The group included the ASEAN nations together with Australia, China, Japan, New Zealand and South Korea. It does not include India, which dropped out of negotiations last year. Both Australia and China touted the agreement as a major step forward despite the recent tension that has been brewing between the two major trading partners. The agreement is largely a tariff reduction deal. Exporters will only need one certificate of origin, which will simplify trade for multinational operators within the bloc. Bringing China into RECP was important as it is one of the largest trading economies, but it’s also largely symbolic as the agreement has no teeth.
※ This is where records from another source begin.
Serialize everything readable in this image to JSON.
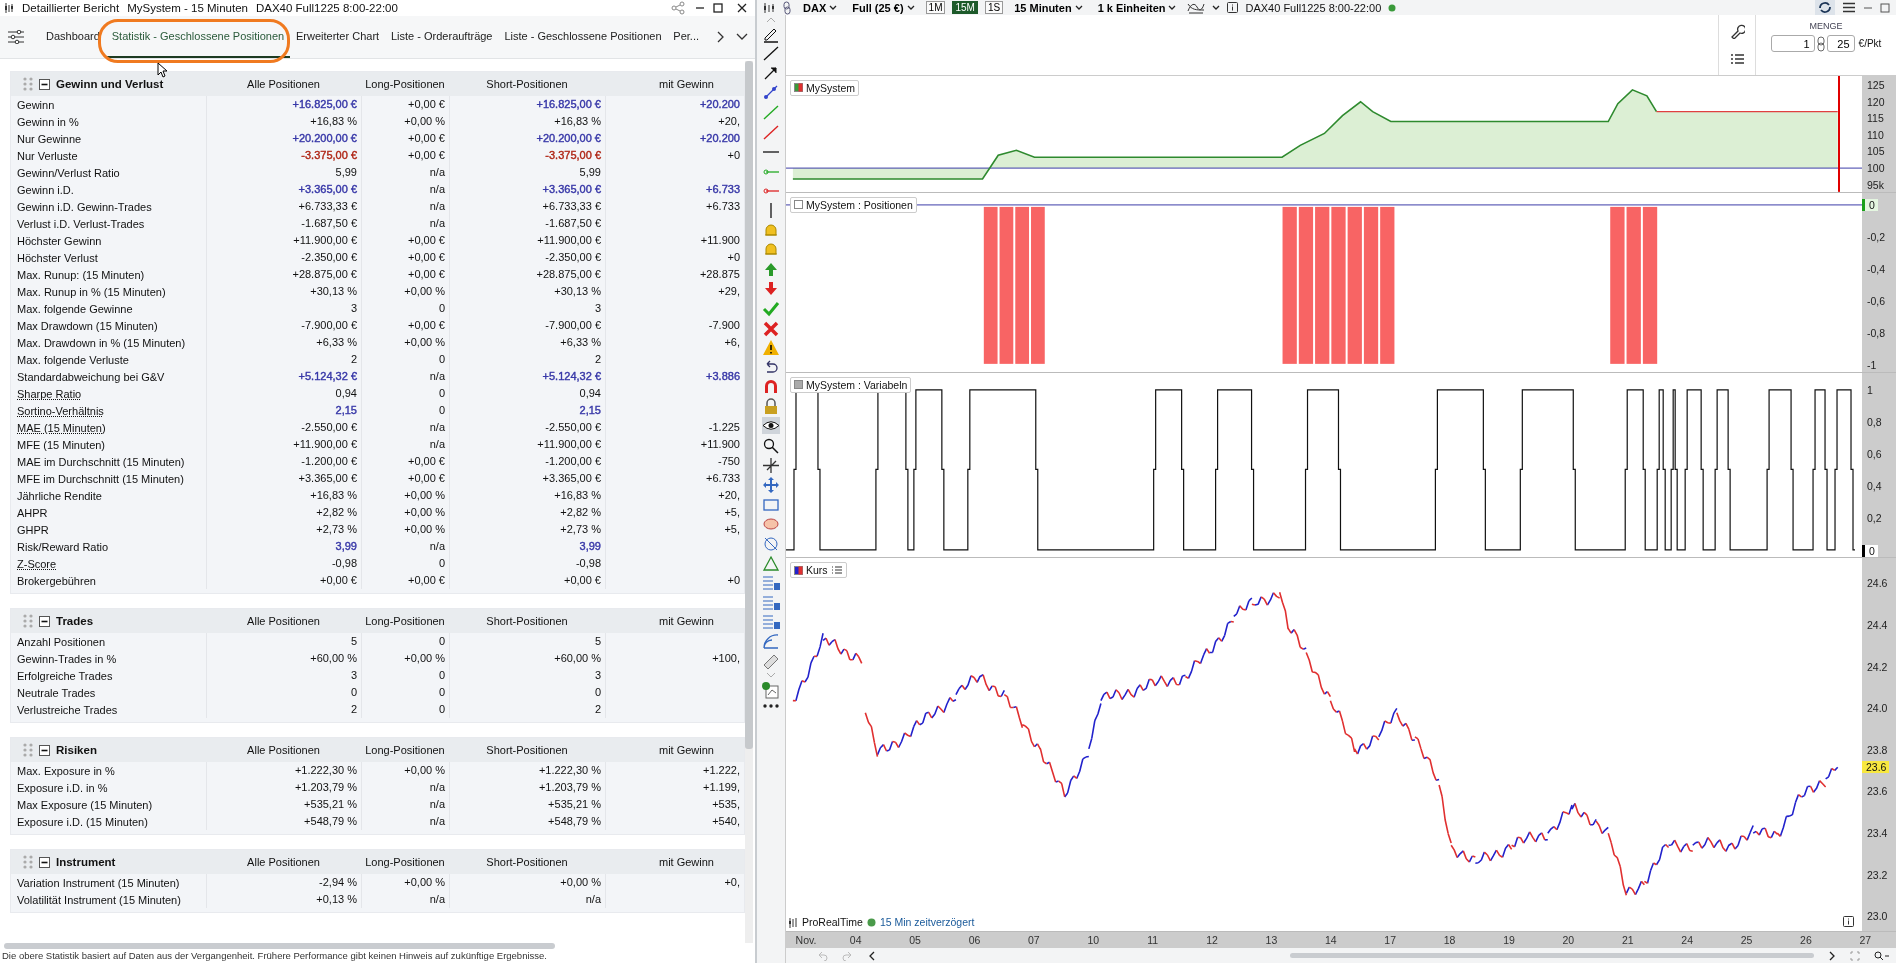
{
  "report_window": {
    "title_parts": [
      "Detaillierter Bericht",
      "MySystem - 15 Minuten",
      "DAX40 Full1225 8:00-22:00"
    ]
  },
  "tabs": [
    {
      "label": "Dashboard",
      "selected": false
    },
    {
      "label": "Statistik - Geschlossene Positionen",
      "selected": true
    },
    {
      "label": "Erweiterter Chart",
      "selected": false
    },
    {
      "label": "Liste - Orderaufträge",
      "selected": false
    },
    {
      "label": "Liste - Geschlossene Positionen",
      "selected": false
    },
    {
      "label": "Per...",
      "selected": false
    }
  ],
  "sections": [
    {
      "title": "Gewinn und Verlust",
      "expanded": true,
      "columns": [
        "Alle Positionen",
        "Long-Positionen",
        "Short-Positionen",
        "mit Gewinn"
      ],
      "rows": [
        {
          "label": "Gewinn",
          "underlined": false,
          "cells": [
            {
              "text": "+16.825,00 €",
              "color": "#3838a8"
            },
            "+0,00 €",
            {
              "text": "+16.825,00 €",
              "color": "#3838a8"
            },
            {
              "text": "+20.200",
              "color": "#3838a8"
            }
          ]
        },
        {
          "label": "Gewinn in %",
          "underlined": false,
          "cells": [
            "+16,83 %",
            "+0,00 %",
            "+16,83 %",
            "+20,"
          ]
        },
        {
          "label": "Nur Gewinne",
          "underlined": false,
          "cells": [
            {
              "text": "+20.200,00 €",
              "color": "#3838a8"
            },
            "+0,00 €",
            {
              "text": "+20.200,00 €",
              "color": "#3838a8"
            },
            {
              "text": "+20.200",
              "color": "#3838a8"
            }
          ]
        },
        {
          "label": "Nur Verluste",
          "underlined": false,
          "cells": [
            {
              "text": "-3.375,00 €",
              "color": "#b02818"
            },
            "+0,00 €",
            {
              "text": "-3.375,00 €",
              "color": "#b02818"
            },
            "+0"
          ]
        },
        {
          "label": "Gewinn/Verlust Ratio",
          "underlined": false,
          "cells": [
            "5,99",
            "n/a",
            "5,99",
            ""
          ]
        },
        {
          "label": "Gewinn i.D.",
          "underlined": false,
          "cells": [
            {
              "text": "+3.365,00 €",
              "color": "#3838a8"
            },
            "n/a",
            {
              "text": "+3.365,00 €",
              "color": "#3838a8"
            },
            {
              "text": "+6.733",
              "color": "#3838a8"
            }
          ]
        },
        {
          "label": "Gewinn i.D. Gewinn-Trades",
          "underlined": false,
          "cells": [
            "+6.733,33 €",
            "n/a",
            "+6.733,33 €",
            "+6.733"
          ]
        },
        {
          "label": "Verlust i.D. Verlust-Trades",
          "underlined": false,
          "cells": [
            "-1.687,50 €",
            "n/a",
            "-1.687,50 €",
            ""
          ]
        },
        {
          "label": "Höchster Gewinn",
          "underlined": false,
          "cells": [
            "+11.900,00 €",
            "+0,00 €",
            "+11.900,00 €",
            "+11.900"
          ]
        },
        {
          "label": "Höchster Verlust",
          "underlined": false,
          "cells": [
            "-2.350,00 €",
            "+0,00 €",
            "-2.350,00 €",
            "+0"
          ]
        },
        {
          "label": "Max. Runup: (15 Minuten)",
          "underlined": false,
          "cells": [
            "+28.875,00 €",
            "+0,00 €",
            "+28.875,00 €",
            "+28.875"
          ]
        },
        {
          "label": "Max. Runup in % (15 Minuten)",
          "underlined": false,
          "cells": [
            "+30,13 %",
            "+0,00 %",
            "+30,13 %",
            "+29,"
          ]
        },
        {
          "label": "Max. folgende Gewinne",
          "underlined": false,
          "cells": [
            "3",
            "0",
            "3",
            ""
          ]
        },
        {
          "label": "Max Drawdown (15 Minuten)",
          "underlined": false,
          "cells": [
            "-7.900,00 €",
            "+0,00 €",
            "-7.900,00 €",
            "-7.900"
          ]
        },
        {
          "label": "Max. Drawdown in % (15 Minuten)",
          "underlined": false,
          "cells": [
            "+6,33 %",
            "+0,00 %",
            "+6,33 %",
            "+6,"
          ]
        },
        {
          "label": "Max. folgende Verluste",
          "underlined": false,
          "cells": [
            "2",
            "0",
            "2",
            ""
          ]
        },
        {
          "label": "Standardabweichung bei G&V",
          "underlined": false,
          "cells": [
            {
              "text": "+5.124,32 €",
              "color": "#3838a8"
            },
            "n/a",
            {
              "text": "+5.124,32 €",
              "color": "#3838a8"
            },
            {
              "text": "+3.886",
              "color": "#3838a8"
            }
          ]
        },
        {
          "label": "Sharpe Ratio",
          "underlined": true,
          "cells": [
            "0,94",
            "0",
            "0,94",
            ""
          ]
        },
        {
          "label": "Sortino-Verhältnis",
          "underlined": true,
          "cells": [
            {
              "text": "2,15",
              "color": "#3838a8"
            },
            "0",
            {
              "text": "2,15",
              "color": "#3838a8"
            },
            ""
          ]
        },
        {
          "label": "MAE (15 Minuten)",
          "underlined": true,
          "cells": [
            "-2.550,00 €",
            "n/a",
            "-2.550,00 €",
            "-1.225"
          ]
        },
        {
          "label": "MFE (15 Minuten)",
          "underlined": false,
          "cells": [
            "+11.900,00 €",
            "n/a",
            "+11.900,00 €",
            "+11.900"
          ]
        },
        {
          "label": "MAE im Durchschnitt (15 Minuten)",
          "underlined": false,
          "cells": [
            "-1.200,00 €",
            "+0,00 €",
            "-1.200,00 €",
            "-750"
          ]
        },
        {
          "label": "MFE im Durchschnitt (15 Minuten)",
          "underlined": false,
          "cells": [
            "+3.365,00 €",
            "+0,00 €",
            "+3.365,00 €",
            "+6.733"
          ]
        },
        {
          "label": "Jährliche Rendite",
          "underlined": false,
          "cells": [
            "+16,83 %",
            "+0,00 %",
            "+16,83 %",
            "+20,"
          ]
        },
        {
          "label": "AHPR",
          "underlined": false,
          "cells": [
            "+2,82 %",
            "+0,00 %",
            "+2,82 %",
            "+5,"
          ]
        },
        {
          "label": "GHPR",
          "underlined": false,
          "cells": [
            "+2,73 %",
            "+0,00 %",
            "+2,73 %",
            "+5,"
          ]
        },
        {
          "label": "Risk/Reward Ratio",
          "underlined": false,
          "cells": [
            {
              "text": "3,99",
              "color": "#3838a8"
            },
            "n/a",
            {
              "text": "3,99",
              "color": "#3838a8"
            },
            ""
          ]
        },
        {
          "label": "Z-Score",
          "underlined": true,
          "cells": [
            "-0,98",
            "0",
            "-0,98",
            ""
          ]
        },
        {
          "label": "Brokergebühren",
          "underlined": false,
          "cells": [
            "+0,00 €",
            "+0,00 €",
            "+0,00 €",
            "+0"
          ]
        }
      ]
    },
    {
      "title": "Trades",
      "expanded": true,
      "columns": [
        "Alle Positionen",
        "Long-Positionen",
        "Short-Positionen",
        "mit Gewinn"
      ],
      "rows": [
        {
          "label": "Anzahl Positionen",
          "underlined": false,
          "cells": [
            "5",
            "0",
            "5",
            ""
          ]
        },
        {
          "label": "Gewinn-Trades in %",
          "underlined": false,
          "cells": [
            "+60,00 %",
            "+0,00 %",
            "+60,00 %",
            "+100,"
          ]
        },
        {
          "label": "Erfolgreiche Trades",
          "underlined": false,
          "cells": [
            "3",
            "0",
            "3",
            ""
          ]
        },
        {
          "label": "Neutrale Trades",
          "underlined": false,
          "cells": [
            "0",
            "0",
            "0",
            ""
          ]
        },
        {
          "label": "Verlustreiche Trades",
          "underlined": false,
          "cells": [
            "2",
            "0",
            "2",
            ""
          ]
        }
      ]
    },
    {
      "title": "Risiken",
      "expanded": true,
      "columns": [
        "Alle Positionen",
        "Long-Positionen",
        "Short-Positionen",
        "mit Gewinn"
      ],
      "rows": [
        {
          "label": "Max. Exposure in %",
          "underlined": false,
          "cells": [
            "+1.222,30 %",
            "+0,00 %",
            "+1.222,30 %",
            "+1.222,"
          ]
        },
        {
          "label": "Exposure i.D. in %",
          "underlined": false,
          "cells": [
            "+1.203,79 %",
            "n/a",
            "+1.203,79 %",
            "+1.199,"
          ]
        },
        {
          "label": "Max Exposure (15 Minuten)",
          "underlined": false,
          "cells": [
            "+535,21 %",
            "n/a",
            "+535,21 %",
            "+535,"
          ]
        },
        {
          "label": "Exposure i.D. (15 Minuten)",
          "underlined": false,
          "cells": [
            "+548,79 %",
            "n/a",
            "+548,79 %",
            "+540,"
          ]
        }
      ]
    },
    {
      "title": "Instrument",
      "expanded": true,
      "columns": [
        "Alle Positionen",
        "Long-Positionen",
        "Short-Positionen",
        "mit Gewinn"
      ],
      "rows": [
        {
          "label": "Variation Instrument (15 Minuten)",
          "underlined": false,
          "cells": [
            "-2,94 %",
            "+0,00 %",
            "+0,00 %",
            "+0,"
          ]
        },
        {
          "label": "Volatilität Instrument (15 Minuten)",
          "underlined": false,
          "cells": [
            "+0,13 %",
            "n/a",
            "n/a",
            ""
          ]
        }
      ]
    }
  ],
  "footer_note": "Die obere Statistik basiert auf Daten aus der Vergangenheit. Frühere Performance gibt keinen Hinweis auf zukünftige Ergebnisse.",
  "chart_window": {
    "instrument": "DAX",
    "contract": "Full (25 €)",
    "periods": [
      {
        "label": "1M",
        "selected": false
      },
      {
        "label": "15M",
        "selected": true
      },
      {
        "label": "1S",
        "selected": false
      }
    ],
    "timeframe": "15 Minuten",
    "units": "1 k Einheiten",
    "title": "DAX40 Full1225 8:00-22:00",
    "quantity": {
      "label": "MENGE",
      "value": "1",
      "multiplier": "25",
      "unit": "€/Pkt"
    }
  },
  "panels": [
    {
      "kind": "equity",
      "title": "MySystem",
      "ticks": [
        "125",
        "120",
        "115",
        "110",
        "105",
        "100",
        "95k"
      ]
    },
    {
      "kind": "positions",
      "title": "MySystem : Positionen",
      "value_label": "0",
      "ticks": [
        "-0,2",
        "-0,4",
        "-0,6",
        "-0,8",
        "-1"
      ]
    },
    {
      "kind": "variables",
      "title": "MySystem : Variabeln",
      "value_label": "0",
      "ticks": [
        "1",
        "0,8",
        "0,6",
        "0,4",
        "0,2"
      ]
    },
    {
      "kind": "price",
      "title": "Kurs",
      "value_label": "23.6",
      "ticks": [
        "24.6",
        "24.4",
        "24.2",
        "24.0",
        "23.8",
        "23.6",
        "23.4",
        "23.2",
        "23.0"
      ]
    }
  ],
  "source": {
    "name": "ProRealTime",
    "delay": "15 Min zeitverzögert"
  },
  "x_axis": [
    "Nov.",
    "04",
    "05",
    "06",
    "07",
    "10",
    "11",
    "12",
    "13",
    "14",
    "17",
    "18",
    "19",
    "20",
    "21",
    "24",
    "25",
    "26",
    "27"
  ]
}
The sections regarding dispute settlement and competition are weak and it includes nothing new related to labor or environmental policy.
From an iron ore, coal and steel perspective, Australia, Indonesia, Japan and South Korea would benefit the most. RCEP would likely have a negative effect on India and the U.S. As E&MJ documented last month in its Iron Ore Outlook, Australia exports 836 million metric tons per year (mt/y) of iron ore. Most of it goes to China and other steel producers like Japan and South Korea. Rio Tinto exports 270 million mt/y and BHP Billiton exports 240 million mt/y from mines located mostly in Western Australia.
“The opportunity ahead is to not only implement RCEP effectively but also to build on the momentum created by the agreement,” BHP CEO Mike Henry said. “Overcoming and recovering from COVID-19 is going to require a collective and collaborative approach on a truly global basis. We must return the world to growth to help improve living standards and do it in a way that is sustainable and benefits all. For us to ‘build back better,’ we must ‘build back better, together.’” Henry acknowledged the tension that BHP and other Australian miners currently face, saying it is antithetical to prosperity and a challenge that needs to be resolved. Producing iron ore, copper and coal as well as oil and gas, BHP claims to be the world’s largest multinational resources company and Chinese companies make up the lion’s share of its customers.
With the obvious codependent relationships, it will be difficult for those within this bloc to apply pressure to China regarding other socioeconomic issues that concern some of the countries not included in this bloc. So, for the rest of the world, RCEP will place a larger burden on them for resolving issues like intellectual property rights and environmental policy. Enjoy this edition.
Steve Fiscor, Publisher & Editor-in-Chief, E&MJ